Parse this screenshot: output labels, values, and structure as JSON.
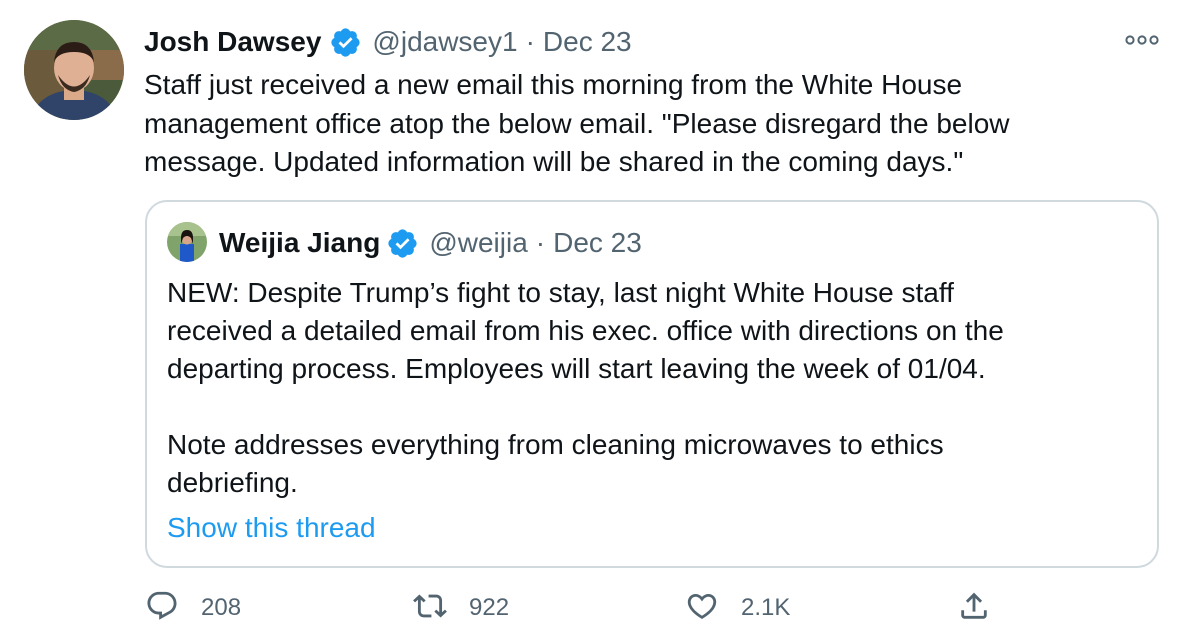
{
  "tweet": {
    "author_name": "Josh Dawsey",
    "handle": "@jdawsey1",
    "separator": "·",
    "date": "Dec 23",
    "text": "Staff just received a new email this morning from the White House\nmanagement office atop the below email. \"Please disregard the below\nmessage. Updated information will be shared in the coming days.\""
  },
  "quoted_tweet": {
    "author_name": "Weijia Jiang",
    "handle": "@weijia",
    "separator": "·",
    "date": "Dec 23",
    "text": "NEW: Despite Trump’s fight to stay, last night White House staff\nreceived a detailed email from his exec. office with directions on the\ndeparting process. Employees will start leaving the week of 01/04.\n\nNote addresses everything from cleaning microwaves to ethics\ndebriefing.",
    "show_thread": "Show this thread"
  },
  "actions": {
    "replies": "208",
    "retweets": "922",
    "likes": "2.1K"
  },
  "icons": {
    "verified": "verified-badge-icon",
    "more": "more-options-icon",
    "reply": "reply-icon",
    "retweet": "retweet-icon",
    "like": "heart-icon",
    "share": "share-icon"
  },
  "colors": {
    "accent": "#1d9bf0",
    "text": "#0f1419",
    "secondary": "#536471",
    "border": "#cfd9de"
  }
}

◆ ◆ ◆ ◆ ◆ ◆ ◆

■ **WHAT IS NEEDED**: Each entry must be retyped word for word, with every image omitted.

■ **RESPONSE FOR THIS EXERCISE**:
Parse this screenshot: output labels, values, and structure as JSON.
{
  "tweet": {
    "author_name": "Josh Dawsey",
    "handle": "@jdawsey1",
    "separator": "·",
    "date": "Dec 23",
    "text": "Staff just received a new email this morning from the White House\nmanagement office atop the below email. \"Please disregard the below\nmessage. Updated information will be shared in the coming days.\""
  },
  "quoted_tweet": {
    "author_name": "Weijia Jiang",
    "handle": "@weijia",
    "separator": "·",
    "date": "Dec 23",
    "text": "NEW: Despite Trump’s fight to stay, last night White House staff\nreceived a detailed email from his exec. office with directions on the\ndeparting process. Employees will start leaving the week of 01/04.\n\nNote addresses everything from cleaning microwaves to ethics\ndebriefing.",
    "show_thread": "Show this thread"
  },
  "actions": {
    "replies": "208",
    "retweets": "922",
    "likes": "2.1K"
  },
  "icons": {
    "verified": "verified-badge-icon",
    "more": "more-options-icon",
    "reply": "reply-icon",
    "retweet": "retweet-icon",
    "like": "heart-icon",
    "share": "share-icon"
  },
  "colors": {
    "accent": "#1d9bf0",
    "text": "#0f1419",
    "secondary": "#536471",
    "border": "#cfd9de"
  }
}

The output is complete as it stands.